Follow talkclouds on Twitter

Twelve Days of Christmas: Photojojo and more

If you're new here, you may want to subscribe to my RSS feed. Thanks for visiting!

On the fifth day of Christmas we’ll be taking a break from education again, sort of. Photography is a favorite hobby of many EFL teachers and teachers in general, but relatively few of us have huge amounts of money to spend on our equipment or taking classes. So, how to upgrade our photo skills? Keep reading–and if you don’t like to take photos but you do like to use them in your classroom, skip to the end.

rg1024_Camera_Lens

Photojojo is one of several photography how-to sites, but it stands out from the others because of its combined focus on photography techniques and DIY instructions for everything from “tripods” to photo Christmas ornaments. Here are a few stand-out articles:

  • Fun with Food Photography: Food photos are a favorite of EFL teachers, serving to make those of us who are are not overseas hungry and jealous. This article has several quick ideas for upgrading your food photo-taking skills.
  • Camera Dogtag: A great idea for any photographer, and one I plan to implement ASAP!
  • The Amazing $1 Pocket-Ready Tripod Trick: Clever!
  • 11 Tips for Sparkling Fireworks Photos: Fireworks are notoriously tricky to capture, but are a favorite of photographers from San Diego to Hong Kong
  • Erase Tourists from Your Vacation Photos: This probably won’t work in overrun sites like the Forbidden City, but two out of the three websites recommended in the article are still functional for those excursions where there is somehow always, ALWAYS one stray schoolchild or other lingering tourist in your shot

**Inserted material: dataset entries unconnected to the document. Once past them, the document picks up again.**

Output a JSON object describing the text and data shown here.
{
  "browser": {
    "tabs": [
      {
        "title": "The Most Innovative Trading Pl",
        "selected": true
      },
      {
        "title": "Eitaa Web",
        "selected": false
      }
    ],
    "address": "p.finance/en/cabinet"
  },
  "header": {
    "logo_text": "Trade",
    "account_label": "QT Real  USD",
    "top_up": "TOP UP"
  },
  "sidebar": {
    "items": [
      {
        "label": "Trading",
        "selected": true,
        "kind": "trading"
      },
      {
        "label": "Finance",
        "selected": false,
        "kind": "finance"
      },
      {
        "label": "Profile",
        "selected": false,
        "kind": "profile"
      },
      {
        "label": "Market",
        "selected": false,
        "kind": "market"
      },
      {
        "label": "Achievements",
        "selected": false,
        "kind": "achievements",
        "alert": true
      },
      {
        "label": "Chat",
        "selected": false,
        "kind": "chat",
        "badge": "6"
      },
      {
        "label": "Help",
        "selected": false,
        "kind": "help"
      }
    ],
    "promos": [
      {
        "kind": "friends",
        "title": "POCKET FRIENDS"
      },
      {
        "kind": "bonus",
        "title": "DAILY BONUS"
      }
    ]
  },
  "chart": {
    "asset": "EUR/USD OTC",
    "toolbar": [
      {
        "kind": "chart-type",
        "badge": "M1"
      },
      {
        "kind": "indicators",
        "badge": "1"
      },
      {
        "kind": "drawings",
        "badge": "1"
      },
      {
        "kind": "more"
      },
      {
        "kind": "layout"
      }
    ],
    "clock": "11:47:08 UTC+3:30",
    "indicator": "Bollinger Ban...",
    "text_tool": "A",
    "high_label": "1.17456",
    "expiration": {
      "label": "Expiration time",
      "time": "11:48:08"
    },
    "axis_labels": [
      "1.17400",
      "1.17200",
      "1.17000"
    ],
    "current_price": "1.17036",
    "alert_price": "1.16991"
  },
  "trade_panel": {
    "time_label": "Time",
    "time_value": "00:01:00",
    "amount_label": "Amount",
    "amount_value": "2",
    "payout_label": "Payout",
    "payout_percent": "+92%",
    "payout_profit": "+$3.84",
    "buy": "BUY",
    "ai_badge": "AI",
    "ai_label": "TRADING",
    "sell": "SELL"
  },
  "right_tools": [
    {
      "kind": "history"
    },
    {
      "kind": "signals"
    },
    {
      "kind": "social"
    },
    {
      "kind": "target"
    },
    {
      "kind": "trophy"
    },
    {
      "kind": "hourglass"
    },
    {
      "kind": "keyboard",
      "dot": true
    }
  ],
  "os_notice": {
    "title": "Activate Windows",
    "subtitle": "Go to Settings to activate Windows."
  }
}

Of course, there’s more where those came from. You can subscribe to their blog or dig through the archives on the site. They do periodically flog items for sale, but it’s not much to put up with in return for the content.

Finally, if you just need photos and clip art to use in class, I’ve previously recommended several resources for free images, but here are two more on Flickr: Creative Commons – Free Pictures and Creative Commons. The photographers have Creative Commons-licensed their photos, usually so that you can use them as long as you follow whatever rules are part of the license. For most of them, the licenses just require attribution (putting their name/username wherever you use the images) and noncommercial usage only (don’t sell it or put it in something you’re going to sell, etc.). So to use the photos for class projects, slide shows, illustrations, and so on, all you need to do is discreetly caption them with the photographer’s username. (Hey, it’s a good opportunity to model attributing sources!) Many of the photos are excellent, and there are a lot to choose from–34,753 as I write this. Just put your keywords into “search this group’s pool.” From photo definition activities to sparking conversation, serving as writing prompts, or playing a part in a game, photos have lots of potential classroom uses–and I feel a lot more comfortable when I’m using images that I’ve acquired completely legitimately.

(EDIT: By coincidence, Lifehacker just posted a link to an article from MakeUseOf.com about an image search engine called Sprixi. Sprixi lets you search images that are free to use under various licenses such as Creative Commons–many from sites I’ve mentioned before. It tries to sort them by relevancy, and it lets you embed credit into the image and download that if you want. You might want to give it a try.)

Free Illustrations

No need to pirate!
No need to pirate!

Illustrations can really liven up activities or serve as the focal point of an entire lesson. Fortunately, it’s fairly easy to find sources for these online, particularly for non-commercial usage. A recent Lifehacker post pointed out this About.com article on 30 legitimate free image sources, but I’m going to to just feature a selected handful from there and from my own Delicious bookmarks. I think these will save you time, because the list of 30 sites includes a lot that don’t seem very useful to me.

  • Open Clip Art Library has a wide variety of digital art, from 3-D to black and white. Some is original; others were scanned and cleaned up from Victorian graphics, etc. The quality ranges from incredibly professional to so-so. I got the Korean flag image and several other images used previously from here. Some are high-res enough to be printable. There are no limitations on how you use the images. (If search doesn’t work well, try navigating to the image you need using tags.)
  • Flickr’s Advanced Search feature + Creative Commons box checked lets you look for Creative Commons-licensed photos and videos (which you can read about here). Not all users who have put CC licenses on their work really understand it, so you may wish to comment and ask permission to be nice. Make sure to follow the rules of the license, such as giving attribution (name and a link back) if requested and not modifying unless the license grants that permission.
  • morgueFile is a site where photographers submit images for others to use (the name evokes the “photo morgues” that newspapers keep). You can search and download in the “free photos” section. Nice and easy to use, but be sure to check licenses.
  • Stock.XCHNG is a very popular free “stock photo” site with some great images. Unlike the above sites, you need to join (free) to download images. Be sure to read the license information for the images you want to use.